|In recent months I have been immersed with some real life stuffs, and following some of my other than www interests.
Along with another local antiquarian Bob Heyes, and with the help of local Archaeologist and TV Presenter Mark Olly alnig with numerous Volunteers, we have been instrumental in the discovery of a Neolithic Burial Mound.
we have a few known mounds locally, windmill hill, and Castle Hill are both listed in this megalithic website, but we have other mounds that are not, and this mound we excavated was one of these lesser known local ones

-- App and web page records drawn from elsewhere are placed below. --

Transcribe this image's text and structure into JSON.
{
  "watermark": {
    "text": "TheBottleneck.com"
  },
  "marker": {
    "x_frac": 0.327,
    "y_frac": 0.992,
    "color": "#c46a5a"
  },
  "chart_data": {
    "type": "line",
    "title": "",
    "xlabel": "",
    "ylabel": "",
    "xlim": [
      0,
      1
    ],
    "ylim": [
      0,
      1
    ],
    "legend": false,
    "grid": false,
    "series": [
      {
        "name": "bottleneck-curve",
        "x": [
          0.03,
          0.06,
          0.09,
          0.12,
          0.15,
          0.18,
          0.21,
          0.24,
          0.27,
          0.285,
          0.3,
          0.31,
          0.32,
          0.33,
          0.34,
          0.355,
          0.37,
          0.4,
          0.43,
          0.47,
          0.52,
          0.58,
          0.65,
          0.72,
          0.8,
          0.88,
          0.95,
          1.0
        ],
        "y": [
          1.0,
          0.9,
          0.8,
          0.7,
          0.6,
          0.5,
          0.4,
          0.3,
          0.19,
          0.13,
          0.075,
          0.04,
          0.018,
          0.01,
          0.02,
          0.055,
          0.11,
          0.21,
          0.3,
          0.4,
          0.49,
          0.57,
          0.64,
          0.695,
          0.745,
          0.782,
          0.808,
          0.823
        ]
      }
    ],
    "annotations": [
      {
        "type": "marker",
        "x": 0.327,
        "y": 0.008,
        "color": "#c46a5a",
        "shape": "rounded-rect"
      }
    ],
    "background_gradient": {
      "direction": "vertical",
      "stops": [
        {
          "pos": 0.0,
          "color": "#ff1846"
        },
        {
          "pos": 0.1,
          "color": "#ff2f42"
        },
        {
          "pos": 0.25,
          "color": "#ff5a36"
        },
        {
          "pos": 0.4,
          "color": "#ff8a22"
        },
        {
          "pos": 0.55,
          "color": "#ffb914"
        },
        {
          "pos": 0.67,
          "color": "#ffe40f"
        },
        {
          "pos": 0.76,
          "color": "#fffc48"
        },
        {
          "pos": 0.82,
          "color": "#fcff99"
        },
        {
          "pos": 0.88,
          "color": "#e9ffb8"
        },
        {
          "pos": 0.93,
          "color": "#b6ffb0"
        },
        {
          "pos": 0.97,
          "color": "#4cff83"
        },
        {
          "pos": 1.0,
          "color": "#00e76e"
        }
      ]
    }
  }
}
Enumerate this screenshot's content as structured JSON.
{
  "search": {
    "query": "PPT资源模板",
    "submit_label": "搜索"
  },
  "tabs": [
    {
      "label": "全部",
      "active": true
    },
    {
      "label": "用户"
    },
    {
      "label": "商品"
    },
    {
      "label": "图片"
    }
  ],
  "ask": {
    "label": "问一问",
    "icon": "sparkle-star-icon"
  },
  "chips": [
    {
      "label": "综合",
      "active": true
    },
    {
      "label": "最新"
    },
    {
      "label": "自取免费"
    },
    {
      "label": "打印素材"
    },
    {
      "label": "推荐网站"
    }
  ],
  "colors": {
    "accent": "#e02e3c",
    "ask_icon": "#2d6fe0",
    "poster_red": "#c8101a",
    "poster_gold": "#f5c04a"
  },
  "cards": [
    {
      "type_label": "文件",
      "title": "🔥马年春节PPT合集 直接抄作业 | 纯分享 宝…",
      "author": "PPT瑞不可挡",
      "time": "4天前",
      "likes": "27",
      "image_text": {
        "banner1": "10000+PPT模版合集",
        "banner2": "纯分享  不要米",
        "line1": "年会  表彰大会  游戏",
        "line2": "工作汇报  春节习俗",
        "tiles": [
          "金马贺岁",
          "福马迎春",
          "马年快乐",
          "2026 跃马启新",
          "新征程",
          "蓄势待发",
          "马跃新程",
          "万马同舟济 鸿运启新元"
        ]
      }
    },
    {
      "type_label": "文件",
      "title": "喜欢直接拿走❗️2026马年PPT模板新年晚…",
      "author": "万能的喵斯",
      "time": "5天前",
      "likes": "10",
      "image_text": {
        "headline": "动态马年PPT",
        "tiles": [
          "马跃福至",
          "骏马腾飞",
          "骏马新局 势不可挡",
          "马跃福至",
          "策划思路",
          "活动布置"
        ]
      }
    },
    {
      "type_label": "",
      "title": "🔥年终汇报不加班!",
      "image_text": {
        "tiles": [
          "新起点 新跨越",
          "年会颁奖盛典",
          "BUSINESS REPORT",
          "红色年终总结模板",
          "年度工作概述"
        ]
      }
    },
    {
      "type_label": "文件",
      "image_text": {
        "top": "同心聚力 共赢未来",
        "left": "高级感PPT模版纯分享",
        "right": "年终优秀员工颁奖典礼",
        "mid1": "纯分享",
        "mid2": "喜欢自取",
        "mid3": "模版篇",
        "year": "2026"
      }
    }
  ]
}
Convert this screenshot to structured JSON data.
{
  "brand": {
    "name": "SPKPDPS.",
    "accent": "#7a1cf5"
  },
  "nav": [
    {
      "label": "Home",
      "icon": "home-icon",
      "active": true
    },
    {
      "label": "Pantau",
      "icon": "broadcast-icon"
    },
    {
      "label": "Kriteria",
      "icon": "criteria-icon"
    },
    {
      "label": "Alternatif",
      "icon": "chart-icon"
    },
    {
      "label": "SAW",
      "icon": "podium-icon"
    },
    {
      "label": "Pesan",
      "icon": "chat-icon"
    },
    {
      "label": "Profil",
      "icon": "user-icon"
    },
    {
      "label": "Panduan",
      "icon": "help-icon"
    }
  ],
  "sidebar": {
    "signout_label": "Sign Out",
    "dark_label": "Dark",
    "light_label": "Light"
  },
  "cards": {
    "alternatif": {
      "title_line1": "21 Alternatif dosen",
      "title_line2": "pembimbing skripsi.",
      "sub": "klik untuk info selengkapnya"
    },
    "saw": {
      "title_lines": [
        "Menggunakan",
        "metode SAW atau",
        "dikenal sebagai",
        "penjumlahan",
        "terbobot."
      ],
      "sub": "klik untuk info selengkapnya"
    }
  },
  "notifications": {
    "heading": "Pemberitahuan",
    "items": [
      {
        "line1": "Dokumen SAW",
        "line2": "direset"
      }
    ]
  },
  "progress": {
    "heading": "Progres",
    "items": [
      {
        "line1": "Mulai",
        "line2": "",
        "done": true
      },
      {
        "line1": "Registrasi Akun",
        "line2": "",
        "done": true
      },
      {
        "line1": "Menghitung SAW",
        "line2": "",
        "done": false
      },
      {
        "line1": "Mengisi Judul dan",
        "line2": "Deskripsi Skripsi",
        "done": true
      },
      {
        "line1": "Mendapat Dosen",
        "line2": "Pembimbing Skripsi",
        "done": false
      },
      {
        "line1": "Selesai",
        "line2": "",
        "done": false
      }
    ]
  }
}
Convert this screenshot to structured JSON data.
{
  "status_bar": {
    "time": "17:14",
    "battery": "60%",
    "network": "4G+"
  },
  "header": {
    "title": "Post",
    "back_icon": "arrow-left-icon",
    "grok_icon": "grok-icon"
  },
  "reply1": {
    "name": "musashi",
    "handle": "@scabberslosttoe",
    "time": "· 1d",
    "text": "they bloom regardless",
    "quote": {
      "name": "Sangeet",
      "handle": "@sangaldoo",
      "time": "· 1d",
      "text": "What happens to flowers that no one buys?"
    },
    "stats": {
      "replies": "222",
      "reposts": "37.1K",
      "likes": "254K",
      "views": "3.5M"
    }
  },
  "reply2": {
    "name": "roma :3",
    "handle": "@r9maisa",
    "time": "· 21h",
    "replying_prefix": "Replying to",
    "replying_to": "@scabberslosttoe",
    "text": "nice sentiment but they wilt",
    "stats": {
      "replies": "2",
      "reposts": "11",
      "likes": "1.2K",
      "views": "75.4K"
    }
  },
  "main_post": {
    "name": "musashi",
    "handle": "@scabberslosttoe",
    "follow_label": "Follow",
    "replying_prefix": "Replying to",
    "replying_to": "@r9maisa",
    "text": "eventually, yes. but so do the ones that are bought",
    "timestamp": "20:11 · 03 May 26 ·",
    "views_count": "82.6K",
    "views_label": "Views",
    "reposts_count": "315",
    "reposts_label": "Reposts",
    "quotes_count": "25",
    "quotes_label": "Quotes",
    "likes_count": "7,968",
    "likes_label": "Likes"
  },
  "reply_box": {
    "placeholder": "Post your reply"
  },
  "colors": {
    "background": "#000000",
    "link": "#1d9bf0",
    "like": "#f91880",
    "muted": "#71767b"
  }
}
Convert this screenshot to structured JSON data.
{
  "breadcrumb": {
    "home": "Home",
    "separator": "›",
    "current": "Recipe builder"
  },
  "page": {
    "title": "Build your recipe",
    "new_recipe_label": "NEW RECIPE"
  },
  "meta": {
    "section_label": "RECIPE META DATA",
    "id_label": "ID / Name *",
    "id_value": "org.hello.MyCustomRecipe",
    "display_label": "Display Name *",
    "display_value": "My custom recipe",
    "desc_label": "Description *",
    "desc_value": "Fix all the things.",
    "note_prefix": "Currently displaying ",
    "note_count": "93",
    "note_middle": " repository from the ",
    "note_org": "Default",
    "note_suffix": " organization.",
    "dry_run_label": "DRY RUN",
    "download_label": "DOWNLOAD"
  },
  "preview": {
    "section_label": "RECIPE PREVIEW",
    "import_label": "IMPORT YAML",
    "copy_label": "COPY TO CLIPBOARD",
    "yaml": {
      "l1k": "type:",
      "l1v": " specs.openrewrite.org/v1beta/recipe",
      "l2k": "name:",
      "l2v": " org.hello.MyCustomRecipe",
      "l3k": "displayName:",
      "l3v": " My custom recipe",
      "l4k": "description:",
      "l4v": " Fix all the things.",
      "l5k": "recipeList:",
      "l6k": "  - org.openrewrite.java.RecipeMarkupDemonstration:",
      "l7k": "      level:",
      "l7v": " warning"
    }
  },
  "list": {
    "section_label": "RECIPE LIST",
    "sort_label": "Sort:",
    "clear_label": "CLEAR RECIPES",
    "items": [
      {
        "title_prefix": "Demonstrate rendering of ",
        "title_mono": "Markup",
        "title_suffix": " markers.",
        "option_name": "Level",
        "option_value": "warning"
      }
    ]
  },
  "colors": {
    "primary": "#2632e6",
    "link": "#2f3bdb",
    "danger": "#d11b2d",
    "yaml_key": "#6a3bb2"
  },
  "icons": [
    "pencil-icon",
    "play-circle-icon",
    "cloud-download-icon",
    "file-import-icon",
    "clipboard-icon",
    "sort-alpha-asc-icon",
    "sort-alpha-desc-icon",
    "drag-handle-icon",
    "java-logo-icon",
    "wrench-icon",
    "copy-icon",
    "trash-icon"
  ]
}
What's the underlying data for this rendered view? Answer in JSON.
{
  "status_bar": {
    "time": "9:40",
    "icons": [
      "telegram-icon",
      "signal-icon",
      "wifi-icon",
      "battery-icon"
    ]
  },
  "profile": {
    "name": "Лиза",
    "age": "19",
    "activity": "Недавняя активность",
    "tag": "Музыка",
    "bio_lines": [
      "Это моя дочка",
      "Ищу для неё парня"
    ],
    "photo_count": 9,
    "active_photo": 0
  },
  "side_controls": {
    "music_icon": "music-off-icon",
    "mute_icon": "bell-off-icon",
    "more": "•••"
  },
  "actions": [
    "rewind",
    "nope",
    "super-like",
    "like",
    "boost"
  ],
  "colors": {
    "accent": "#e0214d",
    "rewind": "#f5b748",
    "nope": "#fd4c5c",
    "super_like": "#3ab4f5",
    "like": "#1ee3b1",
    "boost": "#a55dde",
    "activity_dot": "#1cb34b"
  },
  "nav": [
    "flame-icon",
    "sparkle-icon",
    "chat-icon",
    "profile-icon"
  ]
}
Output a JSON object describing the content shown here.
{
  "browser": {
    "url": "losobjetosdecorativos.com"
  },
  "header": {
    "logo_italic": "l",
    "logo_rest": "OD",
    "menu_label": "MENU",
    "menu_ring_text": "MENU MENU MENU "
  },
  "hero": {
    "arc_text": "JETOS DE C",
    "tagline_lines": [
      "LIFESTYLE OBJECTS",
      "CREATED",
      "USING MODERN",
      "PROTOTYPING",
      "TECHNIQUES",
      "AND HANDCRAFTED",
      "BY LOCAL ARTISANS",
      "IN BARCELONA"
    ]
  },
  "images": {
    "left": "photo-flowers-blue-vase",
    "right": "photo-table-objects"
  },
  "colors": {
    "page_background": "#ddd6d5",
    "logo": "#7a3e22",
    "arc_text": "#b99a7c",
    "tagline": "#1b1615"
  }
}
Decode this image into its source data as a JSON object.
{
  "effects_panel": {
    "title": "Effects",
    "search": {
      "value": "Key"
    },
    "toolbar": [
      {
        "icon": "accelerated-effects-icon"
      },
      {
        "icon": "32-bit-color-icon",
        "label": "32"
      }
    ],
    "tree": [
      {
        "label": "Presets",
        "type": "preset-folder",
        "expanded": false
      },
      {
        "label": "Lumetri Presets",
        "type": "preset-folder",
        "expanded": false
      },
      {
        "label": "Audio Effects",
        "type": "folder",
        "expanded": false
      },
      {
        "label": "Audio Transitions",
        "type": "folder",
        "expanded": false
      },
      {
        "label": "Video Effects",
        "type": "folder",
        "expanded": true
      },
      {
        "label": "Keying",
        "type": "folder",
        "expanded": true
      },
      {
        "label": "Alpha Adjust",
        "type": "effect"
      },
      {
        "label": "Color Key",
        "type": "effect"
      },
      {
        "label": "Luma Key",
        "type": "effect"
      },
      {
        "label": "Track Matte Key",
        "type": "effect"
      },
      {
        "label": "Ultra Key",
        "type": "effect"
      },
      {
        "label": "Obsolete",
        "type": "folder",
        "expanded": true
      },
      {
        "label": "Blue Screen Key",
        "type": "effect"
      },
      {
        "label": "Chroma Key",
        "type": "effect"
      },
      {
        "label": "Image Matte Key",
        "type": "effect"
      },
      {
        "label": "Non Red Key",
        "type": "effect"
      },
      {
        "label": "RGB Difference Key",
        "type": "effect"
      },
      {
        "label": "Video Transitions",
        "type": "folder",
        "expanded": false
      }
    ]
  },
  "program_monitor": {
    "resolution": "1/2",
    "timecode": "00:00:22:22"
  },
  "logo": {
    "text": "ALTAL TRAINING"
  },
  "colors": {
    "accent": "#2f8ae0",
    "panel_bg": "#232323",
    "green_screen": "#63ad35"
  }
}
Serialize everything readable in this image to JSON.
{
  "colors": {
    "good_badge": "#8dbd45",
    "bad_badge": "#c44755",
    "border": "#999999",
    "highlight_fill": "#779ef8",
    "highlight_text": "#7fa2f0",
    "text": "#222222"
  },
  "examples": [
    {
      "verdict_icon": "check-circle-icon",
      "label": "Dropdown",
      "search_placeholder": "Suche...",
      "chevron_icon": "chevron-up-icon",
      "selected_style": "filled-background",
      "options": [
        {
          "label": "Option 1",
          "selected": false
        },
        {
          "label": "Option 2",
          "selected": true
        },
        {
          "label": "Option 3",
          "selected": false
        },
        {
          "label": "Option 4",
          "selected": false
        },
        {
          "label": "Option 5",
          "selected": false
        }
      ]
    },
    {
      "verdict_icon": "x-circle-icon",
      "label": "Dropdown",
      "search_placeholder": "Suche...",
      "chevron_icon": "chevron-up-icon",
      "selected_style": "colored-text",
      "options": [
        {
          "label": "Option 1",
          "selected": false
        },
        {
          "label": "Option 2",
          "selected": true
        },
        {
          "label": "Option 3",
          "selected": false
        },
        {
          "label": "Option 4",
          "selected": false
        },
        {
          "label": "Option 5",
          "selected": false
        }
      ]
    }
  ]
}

Its never been clear what the mound really was, it may possibly have turned out to be a natural feature, it could have been a mound from a watchtower, Celtic or Roman, as we have a known Roman Road running right through the area, we even considered that it could have been the base for an Armada Beacon, an Archery Butt, or something to stand a target on for firing cannons at. we considered and research every possibility suggested, but none wholly fitted the bill.. So we decided it had to be investigated.
We enlisted the help of local Archaeological Societies, getting Wigan Archaeological Society to undertake a geophysical survey of the mound, but this didn’t provide to much information, so we decided to go ahead and organise a community based dig, asking for volunteers from my Newton-le-Willows website, and also acquiring the services of local Scouts, who were in need of a project to work upon, while they completed a 4 night and 3 day Duke of Edinburgh, Gold Badge.
We asked Mark Olly to oversee the dig as Site Director, and then through Mark Olly we enlisted the help of volunteers from his Celtic Warrington Project, visiting them on their regular archaeological site at Manley, Cheshire, to discuss our mound project and show them maps, photos, and what bits of history we had compiled together, concerned with the area around the mound, we also acquired through Mark Olly further help from South Trafford Archaeological Group (STAG), and from Metal detectorist Glen(?) who has appeared in one of Mark Olly’s Lost Treasure’s TV episodes.
The main dig was completed around three weeks ago, over what turned out to be a glorious sunny weekend, It soon became obvious that we were excavating something which was man made, and as we worked through the weekend, it turned out to look more and more like a burial mound, and or cremation platform on a mound, with a small Cist on the top.
We returned after the main weekend, for a second visit with archaeologists from STAG, and a few volunteers from my Newton-le-Willows website, later joined by some of the older Scouts, and on that visit, we discovered an intact Cremation Burial, within and below the Stones comprising the Cist like structure which sites atop the mound.
We have since had a site visit by Ron Cowell (curator of prehistoric archaeology) from Liverpool Museums, who has been advising on a course of action to get the mound listed and protected.
Mark Olly and the people from STAG had already suggested a date for the mound to be somewhere in the region of 1500BC-3000BC, Ron Cowell agreed with this, suggesting that the mound is of national importance, that its one of the best examples of Neolithic/Bronze Aged structures in Merseyside if not the North West, and that its one of the only sites which has provided an intact Burial with surviving Bone fragments. These charcoal and bone finds are to be sent for c14 dating, hopefully this will prove successful and give a defined date.
I am currently busy writing a report of the whole excavation, find, photos, drawings and video, and this will be put online sometime in the near future, after it has been submitted to the Merseyside Archaeological Service and English Heritage representative for our area.
In the meantime, I have put some of the raw video clips from the dig into my youtube account.
There are some other details and background info to all this on my Newton-le-Willows website forum, but for your benefit, and to save you having to sign up to read my forums posts, here’s a selection of photos from the excavation.
As I posted above, the corresponding video clips to these photos, are in a pretty raw mode, being straight from the camera, and unedited, they are online in my youtube account, here
I really wasn’t going to post details about this outside of my own website forum until such time that the report on the excavation was nearly completed, but since the link to my youtube account is already posted in other forums, I thought its best if I post some detail here, on what seems to be the centre of the megalithic www, to explain what’s been going on.
Please remember videos are not edited, they have been posted straight from the raw camera files, mainly for the viewing of those people who took part, they are in a date/time order, which means they show pretty well the progression of the excavation from arrival, to cremation discovery.
Hope you don’t mind the shaky camera work, it was never filmed with a view to being released beyond the people who actually took part in the community excavation, but its a good record, and no doubt will be added to the archive that gets submitted to the local Merseyside Archaeological Services etc, when it comes round to getting the mound listed.